Meanwhile, food protectionism measures are escalating as Ghana and Uganda banned grain food exports last month. This closely follows Malaysia banning chicken exports to safeguard prices and Indonesia halting palm oil exports to hold onto domestic supply.

Key Food Outlook takeaways

Issued twice a year, Food Outlook offers FAO’s reviews of market supply and demand trends for the world’s major foodstuffs, including cereals, oil crops, sugar, meat and dairy and fish.

The overview also looks at trends in futures markets and shipping costs for food commodities.

The new edition also contains two special chapters examining the role of rising prices for agricultural inputs, such as fuel and fertilizers, and the risks the war in Ukraine poses for global food commodity markets.

World production of major cereals is expected to decline in 2022 for the first time in four years, while global utilization is also seen down, for the first time in 20 years. However, the use of cereals for direct food consumption by humans is not anticipated to be impacted, as the decline in total use is expected to result from lower feed use of wheat, coarse grains and rice.

World wheat stocks are set to increase marginally in the year, mostly due to anticipated build-ups of inventories in China, the Russian Federation and Ukraine.

Word maize output and utilization are forecast to hit new records, associated with greater ethanol production in Brazil and the US as well as industrial starch production in China.
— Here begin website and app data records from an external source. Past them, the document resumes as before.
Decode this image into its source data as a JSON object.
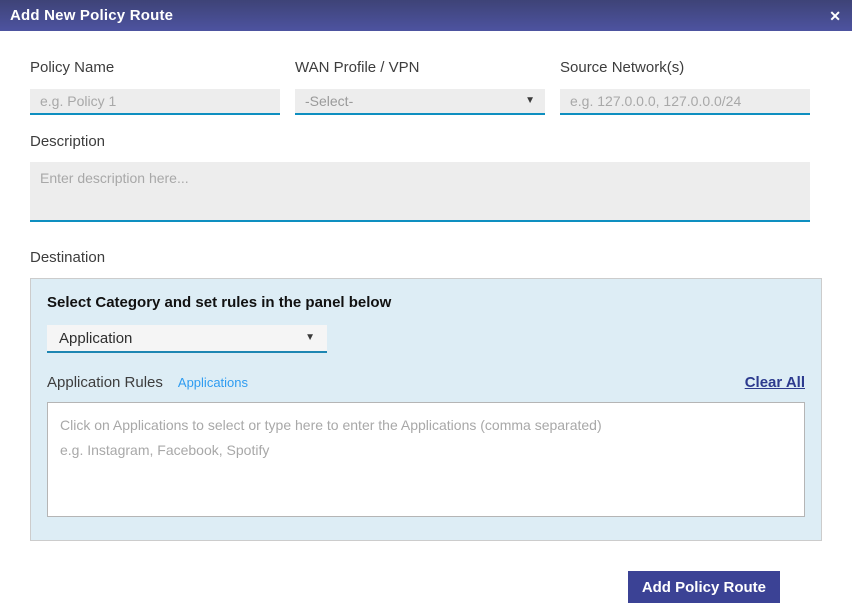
{
  "dialog": {
    "title": "Add New Policy Route"
  },
  "icons": {
    "close": "✕",
    "dropdown_arrow": "▼"
  },
  "form": {
    "policy_name": {
      "label": "Policy Name",
      "placeholder": "e.g. Policy 1"
    },
    "wan_profile": {
      "label": "WAN Profile / VPN",
      "selected_value": "-Select-"
    },
    "source_networks": {
      "label": "Source Network(s)",
      "placeholder": "e.g. 127.0.0.0, 127.0.0.0/24"
    },
    "description": {
      "label": "Description",
      "placeholder": "Enter description here..."
    }
  },
  "destination": {
    "label": "Destination",
    "panel_heading": "Select Category and set rules in the panel below",
    "category": {
      "selected_value": "Application"
    },
    "rules": {
      "label": "Application Rules",
      "applications_link": "Applications",
      "clear_all_link": "Clear All",
      "placeholder_line1": "Click on Applications to select or type here to enter the Applications (comma separated)",
      "placeholder_line2": "e.g. Instagram, Facebook, Spotify"
    }
  },
  "actions": {
    "add_button": "Add Policy Route"
  },
  "colors": {
    "header_gradient_top": "#3e4377",
    "header_gradient_bottom": "#4d53a0",
    "input_underline": "#0e8fc0",
    "panel_background": "#ddedf5",
    "link_blue": "#2e9cf1",
    "clear_all_navy": "#2c3a8e",
    "primary_button": "#3b4295"
  }
}
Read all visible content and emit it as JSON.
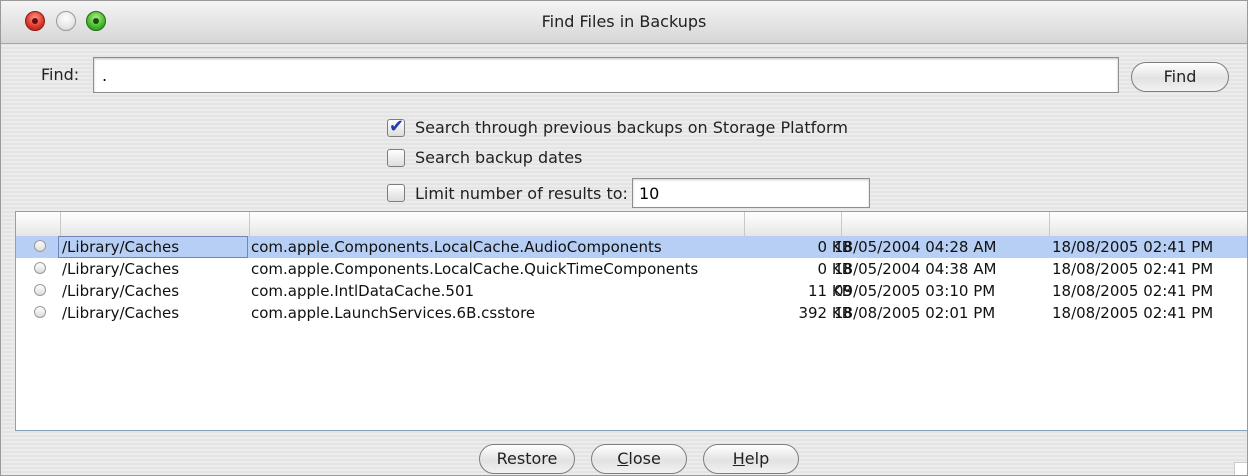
{
  "window": {
    "title": "Find Files in Backups"
  },
  "search": {
    "label": "Find:",
    "value": ".",
    "find_button": "Find"
  },
  "options": {
    "search_previous": {
      "label": "Search through previous backups on Storage Platform",
      "checked": true
    },
    "search_dates": {
      "label": "Search backup dates",
      "checked": false
    },
    "limit_results": {
      "label": "Limit number of results to:",
      "checked": false,
      "value": "10"
    }
  },
  "results": [
    {
      "path": "/Library/Caches",
      "name": "com.apple.Components.LocalCache.AudioComponents",
      "size": "0 KB",
      "modified": "18/05/2004 04:28 AM",
      "backup": "18/08/2005 02:41 PM",
      "selected": true
    },
    {
      "path": "/Library/Caches",
      "name": "com.apple.Components.LocalCache.QuickTimeComponents",
      "size": "0 KB",
      "modified": "18/05/2004 04:38 AM",
      "backup": "18/08/2005 02:41 PM",
      "selected": false
    },
    {
      "path": "/Library/Caches",
      "name": "com.apple.IntlDataCache.501",
      "size": "11 KB",
      "modified": "09/05/2005 03:10 PM",
      "backup": "18/08/2005 02:41 PM",
      "selected": false
    },
    {
      "path": "/Library/Caches",
      "name": "com.apple.LaunchServices.6B.csstore",
      "size": "392 KB",
      "modified": "18/08/2005 02:01 PM",
      "backup": "18/08/2005 02:41 PM",
      "selected": false
    }
  ],
  "buttons": {
    "restore": "Restore",
    "close_first": "C",
    "close_rest": "lose",
    "help_first": "H",
    "help_rest": "elp"
  }
}
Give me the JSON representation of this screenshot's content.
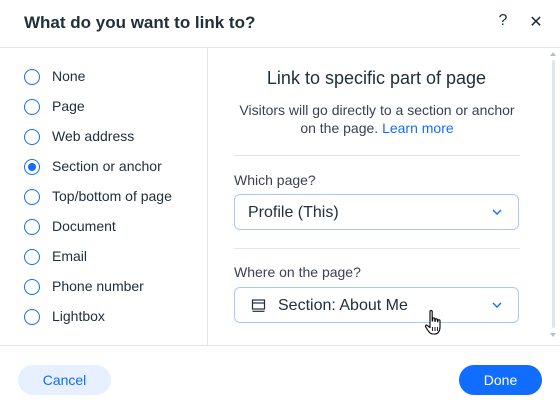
{
  "dialog": {
    "title": "What do you want to link to?",
    "help_icon": "question-mark",
    "close_icon": "close-x"
  },
  "link_types": [
    {
      "label": "None",
      "selected": false
    },
    {
      "label": "Page",
      "selected": false
    },
    {
      "label": "Web address",
      "selected": false
    },
    {
      "label": "Section or anchor",
      "selected": true
    },
    {
      "label": "Top/bottom of page",
      "selected": false
    },
    {
      "label": "Document",
      "selected": false
    },
    {
      "label": "Email",
      "selected": false
    },
    {
      "label": "Phone number",
      "selected": false
    },
    {
      "label": "Lightbox",
      "selected": false
    }
  ],
  "panel": {
    "title": "Link to specific part of page",
    "description": "Visitors will go directly to a section or anchor on the page.",
    "learn_more": "Learn more",
    "which_page": {
      "label": "Which page?",
      "value": "Profile (This)"
    },
    "where_on_page": {
      "label": "Where on the page?",
      "value": "Section: About Me",
      "icon": "section-icon"
    }
  },
  "footer": {
    "cancel_label": "Cancel",
    "done_label": "Done"
  },
  "colors": {
    "accent": "#116dff",
    "accent_light": "#e7f0ff",
    "text": "#20303c",
    "border": "#dfe5eb"
  }
}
Global consumption of vegetable oils is predicted to outpace production, despite expected demand rationing.

While meat production is expected to decline in Argentina, the EU and the US, global output is forecast to expand by 1%, led by an 8% foreseen increase in pork meat production in China, reaching and even exceeding the level before the dramatic spread of the African swine fever virus in 2018.

World milk production is forecast to expand more slowly than in previous years, constrained by falling dairy herd numbers and lower profit margins in several major producing regions, while trade may contract from the elevated level of 2021.
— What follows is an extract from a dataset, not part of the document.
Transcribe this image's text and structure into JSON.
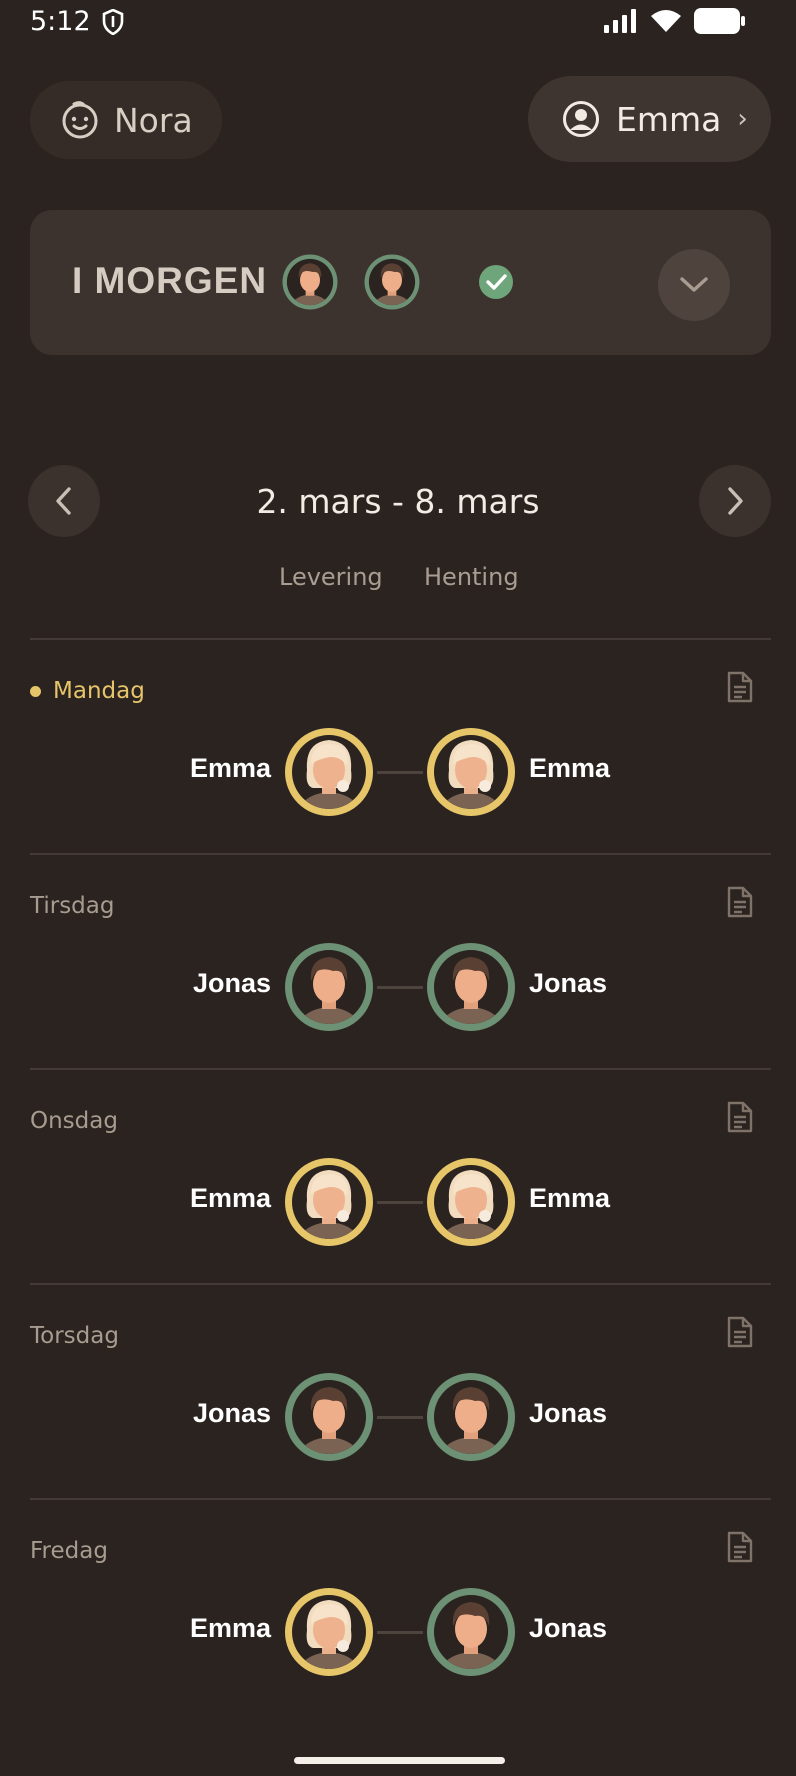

World sugar production is expected to increase after three years of decline, led by gains in India, Thailand and the EU.

Meanwhile, global aquaculture production is forecast to increase by 2.9% while that of capture fisheries will likely expand by 0.2%. Reflecting rising prices of fish, total export revenues from fisheries and aquaculture products are anticipated to climb by 2.8%, while volumes seen dropping by 1.9%.

Agricultural inputs and the future

Along with rising food prices – with the FAO Food Price Index (FFPI) near its all-time high and prices of several staples having registered large runups in the past year – the agricultural sectors are exposed to supply limitations due to rising input costs , in particular for fertilizers and fuels, that could spur further food price rises.

High food prices are typically a boon for producers, as farm profits rise. However, rapidly rising input costs – associated with rising energy costs and export restrictions on key fertilizers imposed by major players in the sector – are more than offsetting that, and if protracted, this would raise concerns about whether supply responses can be both quick and sufficient.

Source: Food Ingredients 1st